According to the archaeological evidence of the region the proliferation of pipes occurs, “[between] the late prehistoric and the early protohistoric [periods, 1450-1500]” (Nobel 1979 & Mathews 1980).  Funk and Kuhn (2003) suggest the Iroquois Confederacy grew out of an earlier alliance among the Mohawk, Oneida and Onondaga nations.  Many scholars and ethnographic accounts agree that this budding alliance or “pre-league confederacy” began “in the late 1400’s and mid 1500’s” (Wonderley 2005) and eventually grew into the Iroquois Confederacy of Six Nations.  It is Hosbach (1992) and Wonderley (2005) that suggest a correlation between this evidence and the ideas of birth and emergence to the iconography of some of the effigies.  Could these pipes be evidence of growing alliances, political or economic, throughout the Mid-Atlantic region?

It should be noted that most of this discussion has focused on effigy pipes recovered from sites in southern Ontario and upper New York State.  The images (unless otherwise noted) are from the collections of The State Museum of Pennsylvania and were primarily recovered from Susquehannock sites. 


Funk, Robert E., and Robert D. Kuhn
2003     Three Sixteenth-Century Mohawk Iroquois Village Sites.
New York State Museum Bulletin 503. New York State Department of Education, Albany

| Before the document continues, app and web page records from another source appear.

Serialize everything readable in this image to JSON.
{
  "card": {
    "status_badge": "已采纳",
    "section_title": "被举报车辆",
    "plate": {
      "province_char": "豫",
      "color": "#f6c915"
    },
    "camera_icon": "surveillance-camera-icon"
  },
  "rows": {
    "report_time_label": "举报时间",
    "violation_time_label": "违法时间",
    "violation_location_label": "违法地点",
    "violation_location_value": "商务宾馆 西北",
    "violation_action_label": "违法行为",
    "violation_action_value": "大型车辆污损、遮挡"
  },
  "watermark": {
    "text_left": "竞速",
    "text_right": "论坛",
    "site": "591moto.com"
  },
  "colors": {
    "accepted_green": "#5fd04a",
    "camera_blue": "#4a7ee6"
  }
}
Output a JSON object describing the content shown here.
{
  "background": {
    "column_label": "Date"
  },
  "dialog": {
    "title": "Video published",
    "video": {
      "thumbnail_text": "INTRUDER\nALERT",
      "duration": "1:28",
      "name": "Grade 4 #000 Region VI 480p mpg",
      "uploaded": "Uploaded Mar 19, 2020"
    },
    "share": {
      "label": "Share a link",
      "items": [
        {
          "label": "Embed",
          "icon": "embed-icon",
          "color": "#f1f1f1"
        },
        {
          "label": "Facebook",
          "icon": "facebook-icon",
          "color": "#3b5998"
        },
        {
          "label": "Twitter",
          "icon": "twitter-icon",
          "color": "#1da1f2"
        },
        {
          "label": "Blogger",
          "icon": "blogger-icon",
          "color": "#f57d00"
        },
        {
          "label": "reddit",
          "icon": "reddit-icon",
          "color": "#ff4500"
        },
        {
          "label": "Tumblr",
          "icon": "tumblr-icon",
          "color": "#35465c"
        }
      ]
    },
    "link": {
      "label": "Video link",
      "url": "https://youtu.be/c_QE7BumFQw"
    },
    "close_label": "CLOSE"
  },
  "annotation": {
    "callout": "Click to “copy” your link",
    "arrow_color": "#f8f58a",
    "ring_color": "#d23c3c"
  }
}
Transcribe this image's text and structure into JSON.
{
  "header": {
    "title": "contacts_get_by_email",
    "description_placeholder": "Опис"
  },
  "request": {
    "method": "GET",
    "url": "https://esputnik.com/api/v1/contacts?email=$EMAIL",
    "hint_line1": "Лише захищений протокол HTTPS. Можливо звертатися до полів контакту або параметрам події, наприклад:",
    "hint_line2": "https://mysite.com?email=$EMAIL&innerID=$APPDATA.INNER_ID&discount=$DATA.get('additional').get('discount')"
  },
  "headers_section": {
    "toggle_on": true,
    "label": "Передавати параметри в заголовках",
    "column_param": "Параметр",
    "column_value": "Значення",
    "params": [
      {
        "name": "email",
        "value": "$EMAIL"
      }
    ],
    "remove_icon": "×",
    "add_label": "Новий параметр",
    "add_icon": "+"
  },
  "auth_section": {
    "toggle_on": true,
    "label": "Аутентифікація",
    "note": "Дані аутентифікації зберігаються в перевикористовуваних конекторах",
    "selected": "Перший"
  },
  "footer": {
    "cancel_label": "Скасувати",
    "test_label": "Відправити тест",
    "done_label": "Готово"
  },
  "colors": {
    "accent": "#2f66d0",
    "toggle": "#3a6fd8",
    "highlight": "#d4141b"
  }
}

Hosbach, Richard.
1992     A Gyneco-Android Subset of Native Iroquoian El Ranch Pipes: A New Pipe Designation with the 
             Philosophical Concept of Sexual Duality as Its Basic Motif.
             Proceedings of the 1989 Smoking Pipe Conference Rochester Museum & Science Center
             Research Records 22 

Kinsey, Fred W., and Roger W. Moeller
1989       New Approaches to Other Pasts.
               Archaeological Services, Bethlehem, Connecticut  

Laidlaw, George E.
1913      Ontario Effigy Pipes in Stone. Annual Archaeological Report Ontario 1913:37-67

Mathews, Zena Pearlstone
1980       Of Man and Beast: the Chronology of Effigy Pipes among Ontario Iroquoians.
               Ethnohistory 27 (4):295-307
1981       The Identification of Animals on Ontario Iroquoian Pipes.
               Canadian Journal of Archaeology 5:31-48

Nobel, William C.
1979       Ontario Iroquois Effigy Pipes. Canadian Journal of Archaeology 3:69-90

Wonderley, Anthony
2005     Effigy Pipes, Diplomacy, and Myth: Exploring Interaction between
St. Lawrence Iroquoians and Eastern Iroquois in New York State.

American Antiquity 70(2):211-240

For more information, visit or the Hall of Anthropology and Archaeology at The State Museum of Pennsylvania .